Strongroom boss vows to take planning battle to High Court if Hackney Council delivers ‘death knell’ office block approval
- Credit: mike banks
The iconic recording studio Strongroom has hosted the likes of the likes of the Spice Girls, The Chemical Brothers and the Prodigy. Tonight its fate hangs in the balance, as the planning committee decides whether to grant approval to a six-storey office block next door.
Battle lines have been drawn in Curtain Road where the bosses of an iconic recording studio have vowed they will not hesitate to take action at the High Court over an unknown developer’s plans to build a six-storey office block next door.
Owners Paul Woolf and Richard Boote fear construction of the proposed development – with which they share a party wall - will cripple Strongroom, which has seen the likes of the Spice Girls, Chemical Brothers and Prodigy record chart topping hits there.
The noise and vibration would render it impossible for artists to record there for at least 18 months, they say.
So great the threat, they have already spent £30,000 on legal fees and are prepared to spend another £150,000 on a Judicial Review should it get waved through by Hackney Council’s planning committee members, who are voting on the plans tonight.
You may also want to watch:
Although the consultation period did not end until yesterday, it was penned in to come before the planning committee the following day.

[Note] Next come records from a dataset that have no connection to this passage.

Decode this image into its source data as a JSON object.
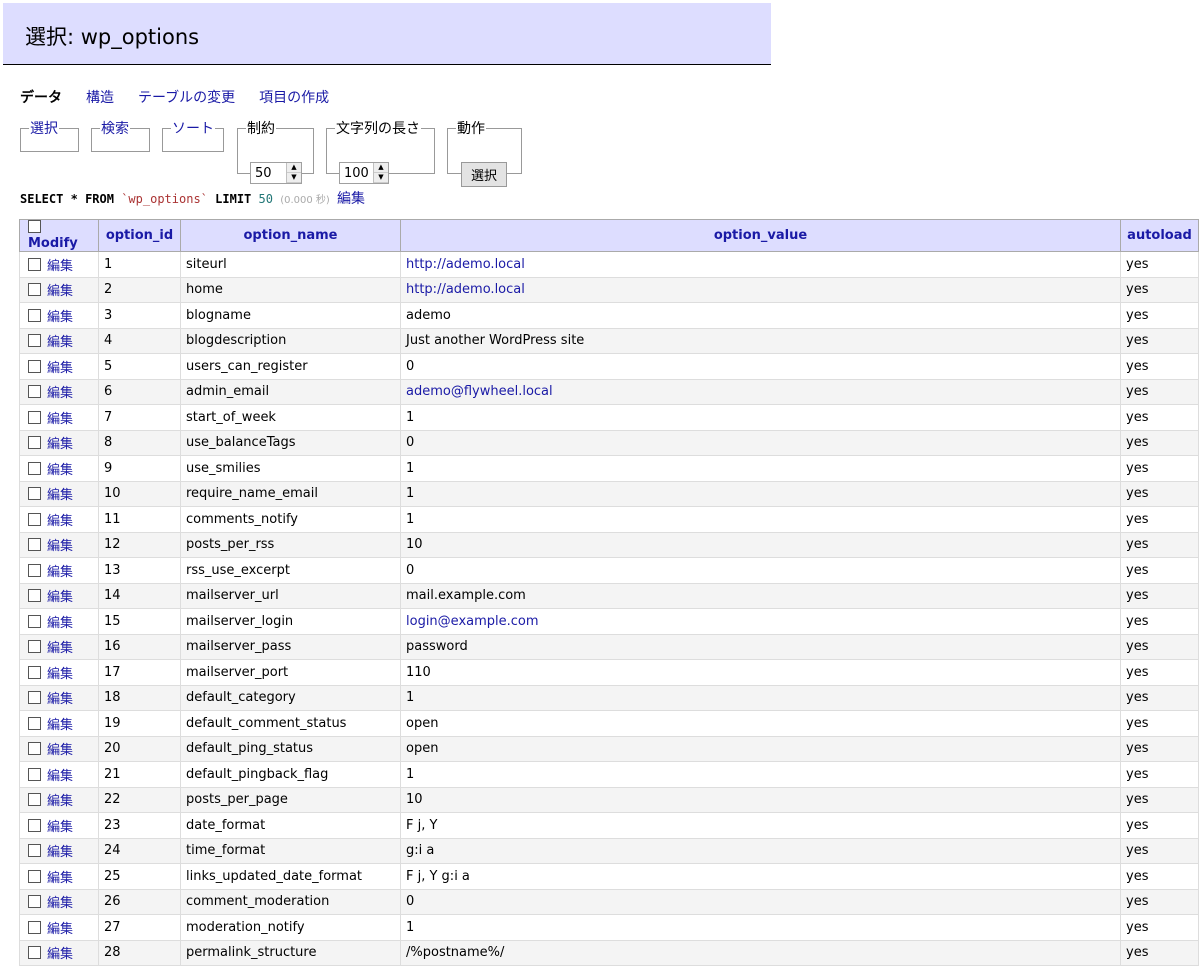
{
  "header": {
    "title": "選択: wp_options"
  },
  "tabs": [
    {
      "label": "データ",
      "active": true
    },
    {
      "label": "構造",
      "active": false
    },
    {
      "label": "テーブルの変更",
      "active": false
    },
    {
      "label": "項目の作成",
      "active": false
    }
  ],
  "controls": {
    "select_legend": "選択",
    "search_legend": "検索",
    "sort_legend": "ソート",
    "limit_legend": "制約",
    "limit_value": "50",
    "textlen_legend": "文字列の長さ",
    "textlen_value": "100",
    "action_legend": "動作",
    "action_button": "選択"
  },
  "sql": {
    "select": "SELECT",
    "star": "*",
    "from": "FROM",
    "table": "`wp_options`",
    "limit": "LIMIT",
    "limit_num": "50",
    "time": "(0.000 秒)",
    "edit": "編集"
  },
  "table": {
    "columns": [
      "Modify",
      "option_id",
      "option_name",
      "option_value",
      "autoload"
    ],
    "edit_label": "編集",
    "rows": [
      {
        "id": "1",
        "name": "siteurl",
        "value": "http://ademo.local",
        "autoload": "yes",
        "link": true
      },
      {
        "id": "2",
        "name": "home",
        "value": "http://ademo.local",
        "autoload": "yes",
        "link": true
      },
      {
        "id": "3",
        "name": "blogname",
        "value": "ademo",
        "autoload": "yes",
        "link": false
      },
      {
        "id": "4",
        "name": "blogdescription",
        "value": "Just another WordPress site",
        "autoload": "yes",
        "link": false
      },
      {
        "id": "5",
        "name": "users_can_register",
        "value": "0",
        "autoload": "yes",
        "link": false
      },
      {
        "id": "6",
        "name": "admin_email",
        "value": "ademo@flywheel.local",
        "autoload": "yes",
        "link": true
      },
      {
        "id": "7",
        "name": "start_of_week",
        "value": "1",
        "autoload": "yes",
        "link": false
      },
      {
        "id": "8",
        "name": "use_balanceTags",
        "value": "0",
        "autoload": "yes",
        "link": false
      },
      {
        "id": "9",
        "name": "use_smilies",
        "value": "1",
        "autoload": "yes",
        "link": false
      },
      {
        "id": "10",
        "name": "require_name_email",
        "value": "1",
        "autoload": "yes",
        "link": false
      },
      {
        "id": "11",
        "name": "comments_notify",
        "value": "1",
        "autoload": "yes",
        "link": false
      },
      {
        "id": "12",
        "name": "posts_per_rss",
        "value": "10",
        "autoload": "yes",
        "link": false
      },
      {
        "id": "13",
        "name": "rss_use_excerpt",
        "value": "0",
        "autoload": "yes",
        "link": false
      },
      {
        "id": "14",
        "name": "mailserver_url",
        "value": "mail.example.com",
        "autoload": "yes",
        "link": false
      },
      {
        "id": "15",
        "name": "mailserver_login",
        "value": "login@example.com",
        "autoload": "yes",
        "link": true
      },
      {
        "id": "16",
        "name": "mailserver_pass",
        "value": "password",
        "autoload": "yes",
        "link": false
      },
      {
        "id": "17",
        "name": "mailserver_port",
        "value": "110",
        "autoload": "yes",
        "link": false
      },
      {
        "id": "18",
        "name": "default_category",
        "value": "1",
        "autoload": "yes",
        "link": false
      },
      {
        "id": "19",
        "name": "default_comment_status",
        "value": "open",
        "autoload": "yes",
        "link": false
      },
      {
        "id": "20",
        "name": "default_ping_status",
        "value": "open",
        "autoload": "yes",
        "link": false
      },
      {
        "id": "21",
        "name": "default_pingback_flag",
        "value": "1",
        "autoload": "yes",
        "link": false
      },
      {
        "id": "22",
        "name": "posts_per_page",
        "value": "10",
        "autoload": "yes",
        "link": false
      },
      {
        "id": "23",
        "name": "date_format",
        "value": "F j, Y",
        "autoload": "yes",
        "link": false
      },
      {
        "id": "24",
        "name": "time_format",
        "value": "g:i a",
        "autoload": "yes",
        "link": false
      },
      {
        "id": "25",
        "name": "links_updated_date_format",
        "value": "F j, Y g:i a",
        "autoload": "yes",
        "link": false
      },
      {
        "id": "26",
        "name": "comment_moderation",
        "value": "0",
        "autoload": "yes",
        "link": false
      },
      {
        "id": "27",
        "name": "moderation_notify",
        "value": "1",
        "autoload": "yes",
        "link": false
      },
      {
        "id": "28",
        "name": "permalink_structure",
        "value": "/%postname%/",
        "autoload": "yes",
        "link": false
      }
    ]
  }
}
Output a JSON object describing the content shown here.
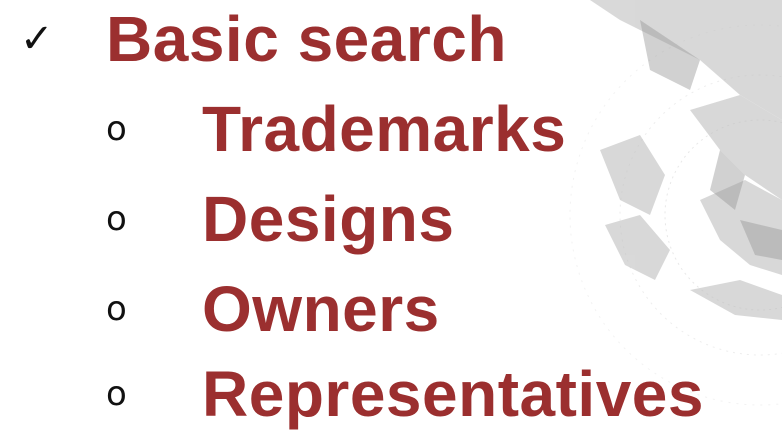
{
  "icons": {
    "main": "checkmark-icon",
    "sub": "hollow-circle-bullet-icon"
  },
  "colors": {
    "text": "#9b2f2f",
    "bullet": "#111111"
  },
  "list": {
    "checkmark": "✓",
    "title": "Basic search",
    "bullet": "o",
    "items": [
      "Trademarks",
      "Designs",
      "Owners",
      "Representatives"
    ]
  }
}
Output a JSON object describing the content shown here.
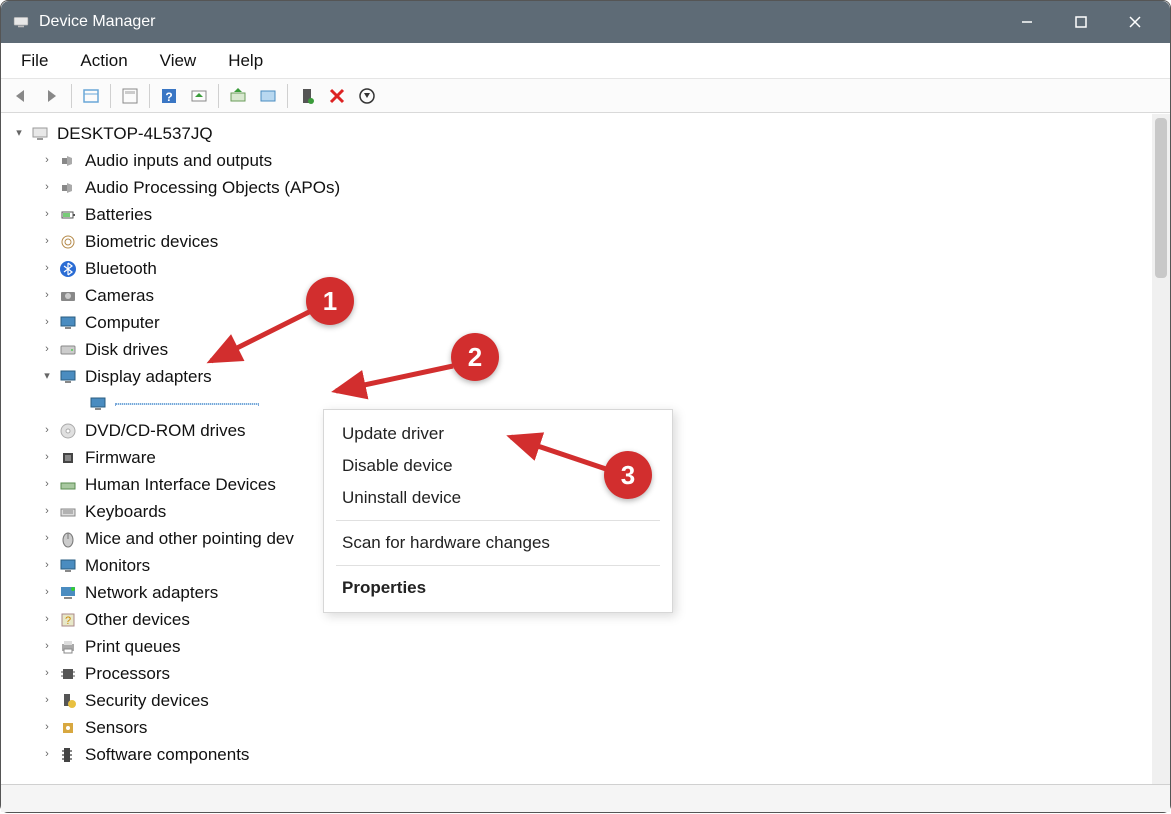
{
  "window": {
    "title": "Device Manager"
  },
  "menus": {
    "file": "File",
    "action": "Action",
    "view": "View",
    "help": "Help"
  },
  "tree": {
    "root": "DESKTOP-4L537JQ",
    "items": [
      {
        "label": "Audio inputs and outputs",
        "icon": "speaker"
      },
      {
        "label": "Audio Processing Objects (APOs)",
        "icon": "speaker"
      },
      {
        "label": "Batteries",
        "icon": "battery"
      },
      {
        "label": "Biometric devices",
        "icon": "fingerprint"
      },
      {
        "label": "Bluetooth",
        "icon": "bluetooth"
      },
      {
        "label": "Cameras",
        "icon": "camera"
      },
      {
        "label": "Computer",
        "icon": "monitor"
      },
      {
        "label": "Disk drives",
        "icon": "disk"
      },
      {
        "label": "Display adapters",
        "icon": "monitor",
        "expanded": true,
        "children": [
          {
            "label": "",
            "icon": "monitor",
            "selected": true
          }
        ]
      },
      {
        "label": "DVD/CD-ROM drives",
        "icon": "disc"
      },
      {
        "label": "Firmware",
        "icon": "chip"
      },
      {
        "label": "Human Interface Devices",
        "icon": "hid"
      },
      {
        "label": "Keyboards",
        "icon": "keyboard"
      },
      {
        "label": "Mice and other pointing devices",
        "icon": "mouse",
        "truncated": "Mice and other pointing dev"
      },
      {
        "label": "Monitors",
        "icon": "monitor"
      },
      {
        "label": "Network adapters",
        "icon": "network"
      },
      {
        "label": "Other devices",
        "icon": "unknown"
      },
      {
        "label": "Print queues",
        "icon": "printer"
      },
      {
        "label": "Processors",
        "icon": "cpu"
      },
      {
        "label": "Security devices",
        "icon": "lock"
      },
      {
        "label": "Sensors",
        "icon": "sensor"
      },
      {
        "label": "Software components",
        "icon": "component"
      }
    ]
  },
  "context_menu": {
    "update": "Update driver",
    "disable": "Disable device",
    "uninstall": "Uninstall device",
    "scan": "Scan for hardware changes",
    "properties": "Properties"
  },
  "annotations": {
    "b1": "1",
    "b2": "2",
    "b3": "3"
  }
}
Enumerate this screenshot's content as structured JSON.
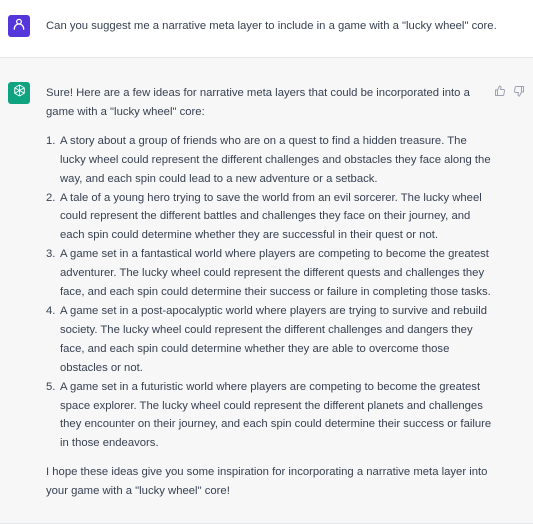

Planning officer Barry Coughlan had already filed his report a week in advance, recommending approval with no planning restrictions to bring the derelict building back into use.
Mr Woolf has complained not all the evidence been submitted by that point, and Mr Coughlan was therefore unable to give due weight to all the arguments raised.
- 1 Covid fines worth £39K handed out in Hackney and Tower Hamlets
- 2 Campaigners launch legal challenge against Hackney LTNs
- 3 Man wrestled to floor during attempted robbery in Finsbury Park
- 4 Hackney surgery named GP Team of the Year
- 5 Old Street roundabout project moves into final phase
- 6 Shop Local: Stoke Newington entrepreneur launches dog accessory business
- 7 Union votes to strike over cuts at Hackney schools
- 8 Jailed: 'Dangerous' Hackney predator found with 1,600 indecent child images
- 9 'Common sense' prevails as Stamford Hill testing centre moved out of estate
- 10 Hackney school pupils bag top spots in national architecture competition
He had already spent two years fighting another planning application against a basement in Hampstead which threatened his other recording studios Air, and “couldn’t believe it” when he found out about this latest development – the day after they won the first battle. He has noticed a big difference between the attitude of the two councils.
“We have been going backwards and forwards with the planning officer about the flawed consultation process, and he’s been determined it will go ahead on the 12th,” said Mr Woolf. “It looks like he’s calculatedly trying to ram this through and we can’t understand why. What is the rush of a six-storey office block? Our barristers and solicitors are bemused.”
The bid to change the building’s use from ‘storage and distribution’ to ‘business’ and to extend upwards by three storeys has been submitted by an unknown applicant, represented by consultancy firm CMA Planning.
Mr Woolf believes refurbishing the building rather than building upwards would be more acceptable.
“They are our neighbours and we accept you can’t have silence – but two years of noise will put us out of business for the developer to make vast amounts of money,” he said.
Richard Boote, who set up the studio in 1984, received the businessman of the year award from Jules Pipe in 2006 for his work rejuvenating Shoreditch through the firm.
“It’s ironic we find ourselves threatened, as myself and Strongroom played a large part in creating the place people want to now be,” he told the Gazette. “In 1983 there was absolutely nothing here at all. We almost had to send an Ordnance Survey map for people to work out where we were. “The reason I added a bar in 1990 was there was nowhere else in Shoreditch you could get food or drink other than one greasy café, believe it or not.”
While he can’t divulge many anecdotes of incidents at the studios over the years, he remembers the Spice Girls practising their routines in the car park.
“People would look at them thinking: ‘What’s all this about?’ and then overnight they were a big sensation. I remember Jay Kay from Jamiroquai crashing his first fast car he bought after getting a record deal, as he was leaving the carpark. The Prodigy had just finished recording Firestarter and said: ‘What do you think of this?’ It’s great to hear things like that and you know it’s going to be huge.
“Over the years endless people have been through the place. They are all standing up for me now. It almost makes me want to cry.”
The council’s business chief Cllr Guy Nicholson said: “The application has undergone a lengthy and thorough assessment by officers and consultants representing all parties in regards to managing and mitigating the impacts of the proposed construction on Strongroom.
“The planning authority will always accept written representations about any application up until the day of the planning sub-committee meeting and relay any representations either before or at the meeting.”